● **WHAT YOU HAVE TO DO**:
The records below are to be written out again, exactly as they appear.
(ENTRIES SHOWN)
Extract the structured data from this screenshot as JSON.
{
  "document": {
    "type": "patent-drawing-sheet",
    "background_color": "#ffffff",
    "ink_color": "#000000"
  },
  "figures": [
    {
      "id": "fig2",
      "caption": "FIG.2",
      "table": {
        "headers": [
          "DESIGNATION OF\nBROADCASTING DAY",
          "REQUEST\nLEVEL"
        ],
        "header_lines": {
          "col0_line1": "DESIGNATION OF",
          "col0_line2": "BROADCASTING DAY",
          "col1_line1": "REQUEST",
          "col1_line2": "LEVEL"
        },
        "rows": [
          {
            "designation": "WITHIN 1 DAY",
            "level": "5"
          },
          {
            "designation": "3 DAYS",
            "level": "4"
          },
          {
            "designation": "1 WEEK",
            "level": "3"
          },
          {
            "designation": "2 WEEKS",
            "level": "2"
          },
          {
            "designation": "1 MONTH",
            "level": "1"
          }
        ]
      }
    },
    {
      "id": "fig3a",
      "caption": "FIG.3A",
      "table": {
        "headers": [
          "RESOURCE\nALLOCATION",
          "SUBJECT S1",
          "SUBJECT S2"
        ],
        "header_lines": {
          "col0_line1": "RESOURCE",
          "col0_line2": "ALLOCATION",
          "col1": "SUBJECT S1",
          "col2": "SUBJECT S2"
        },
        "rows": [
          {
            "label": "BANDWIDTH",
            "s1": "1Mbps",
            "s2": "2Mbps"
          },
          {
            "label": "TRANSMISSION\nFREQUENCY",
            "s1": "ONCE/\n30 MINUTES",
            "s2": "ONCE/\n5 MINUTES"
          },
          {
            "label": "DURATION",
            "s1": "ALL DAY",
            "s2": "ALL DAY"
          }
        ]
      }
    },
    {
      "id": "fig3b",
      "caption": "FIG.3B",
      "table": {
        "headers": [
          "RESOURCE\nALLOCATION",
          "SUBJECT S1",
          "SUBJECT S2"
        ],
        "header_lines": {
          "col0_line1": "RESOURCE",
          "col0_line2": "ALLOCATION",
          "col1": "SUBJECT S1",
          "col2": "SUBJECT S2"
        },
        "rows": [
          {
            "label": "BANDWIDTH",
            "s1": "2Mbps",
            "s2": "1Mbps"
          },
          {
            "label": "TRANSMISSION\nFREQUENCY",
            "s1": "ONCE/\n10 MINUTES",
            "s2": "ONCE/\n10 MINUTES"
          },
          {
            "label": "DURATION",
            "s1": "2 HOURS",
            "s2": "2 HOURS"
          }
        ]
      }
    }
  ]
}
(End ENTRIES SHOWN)
● **WRITTEN RESPONSE**:
Extract the structured data from this screenshot as JSON.
{
  "document": {
    "type": "patent-drawing-sheet",
    "background_color": "#ffffff",
    "ink_color": "#000000"
  },
  "figures": [
    {
      "id": "fig2",
      "caption": "FIG.2",
      "table": {
        "headers": [
          "DESIGNATION OF\nBROADCASTING DAY",
          "REQUEST\nLEVEL"
        ],
        "header_lines": {
          "col0_line1": "DESIGNATION OF",
          "col0_line2": "BROADCASTING DAY",
          "col1_line1": "REQUEST",
          "col1_line2": "LEVEL"
        },
        "rows": [
          {
            "designation": "WITHIN 1 DAY",
            "level": "5"
          },
          {
            "designation": "3 DAYS",
            "level": "4"
          },
          {
            "designation": "1 WEEK",
            "level": "3"
          },
          {
            "designation": "2 WEEKS",
            "level": "2"
          },
          {
            "designation": "1 MONTH",
            "level": "1"
          }
        ]
      }
    },
    {
      "id": "fig3a",
      "caption": "FIG.3A",
      "table": {
        "headers": [
          "RESOURCE\nALLOCATION",
          "SUBJECT S1",
          "SUBJECT S2"
        ],
        "header_lines": {
          "col0_line1": "RESOURCE",
          "col0_line2": "ALLOCATION",
          "col1": "SUBJECT S1",
          "col2": "SUBJECT S2"
        },
        "rows": [
          {
            "label": "BANDWIDTH",
            "s1": "1Mbps",
            "s2": "2Mbps"
          },
          {
            "label": "TRANSMISSION\nFREQUENCY",
            "s1": "ONCE/\n30 MINUTES",
            "s2": "ONCE/\n5 MINUTES"
          },
          {
            "label": "DURATION",
            "s1": "ALL DAY",
            "s2": "ALL DAY"
          }
        ]
      }
    },
    {
      "id": "fig3b",
      "caption": "FIG.3B",
      "table": {
        "headers": [
          "RESOURCE\nALLOCATION",
          "SUBJECT S1",
          "SUBJECT S2"
        ],
        "header_lines": {
          "col0_line1": "RESOURCE",
          "col0_line2": "ALLOCATION",
          "col1": "SUBJECT S1",
          "col2": "SUBJECT S2"
        },
        "rows": [
          {
            "label": "BANDWIDTH",
            "s1": "2Mbps",
            "s2": "1Mbps"
          },
          {
            "label": "TRANSMISSION\nFREQUENCY",
            "s1": "ONCE/\n10 MINUTES",
            "s2": "ONCE/\n10 MINUTES"
          },
          {
            "label": "DURATION",
            "s1": "2 HOURS",
            "s2": "2 HOURS"
          }
        ]
      }
    }
  ]
}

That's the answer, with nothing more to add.